LOS ANGELES — Vandenberg Air Force Base in Central California is preparing to launch a missile designed to shoot down an incoming warhead.
CBS Los Angeles reports a Ground-based Interceptor, which is scheduled to be launched between noon and 4 p.m. Tuesday, is part of a missile defense test, according to the Air Force base.
Theis to simulate a North Korean ICBM aimed at the U.S. homeland, officials said last week.
Vandenberg said the missile will attempt to fly over the Pacific Ocean and intercept some sort of "target object" being launched from the central Pacific Ocean.
While the launch can be seen from Los Angeles, enthusiasts likely will not be able to see when the missile and the target collide.
Tuesday's test is in response to a, which recently launched its third missile test in three weeks.
The North's short-range ballistic missile traveled about 250 miles and splashed down in Japan's 'exclusive economic zone' – an area where commercial ships are known to operate.
One analyst believes the test was designed to simulate a strike on an American military base.
"It was apparently an operation for an attack on Iwakuni, which is a U.S. marine base in southwest Honshu island of Japan. This has become a routine accelerated launch schedule," said Patrick Cronin, senior advisor and senior director of the Asia-Pacific Security Program at the Center for a New American Security.
"In order to deter North Korea, we will take concrete action together with the United States," said Japanese Priminister Shinzo Abe.
Experts said Japan and the U.S. could work together on cyber and missile action against North Korea, which could include shooting down North Korea's future test missiles.

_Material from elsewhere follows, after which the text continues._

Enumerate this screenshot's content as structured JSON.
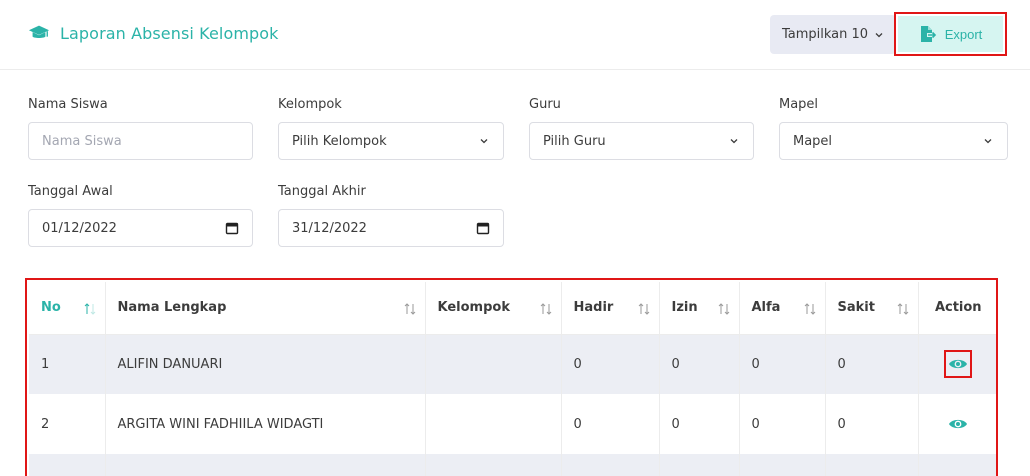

The U.S. already has a cyber attack program designed to disrupt North Korean missiles.
Kim Jong Un has ordered an investigation into the sabotaging of his missile systems, and he is reportedly looking for spies inside his regime.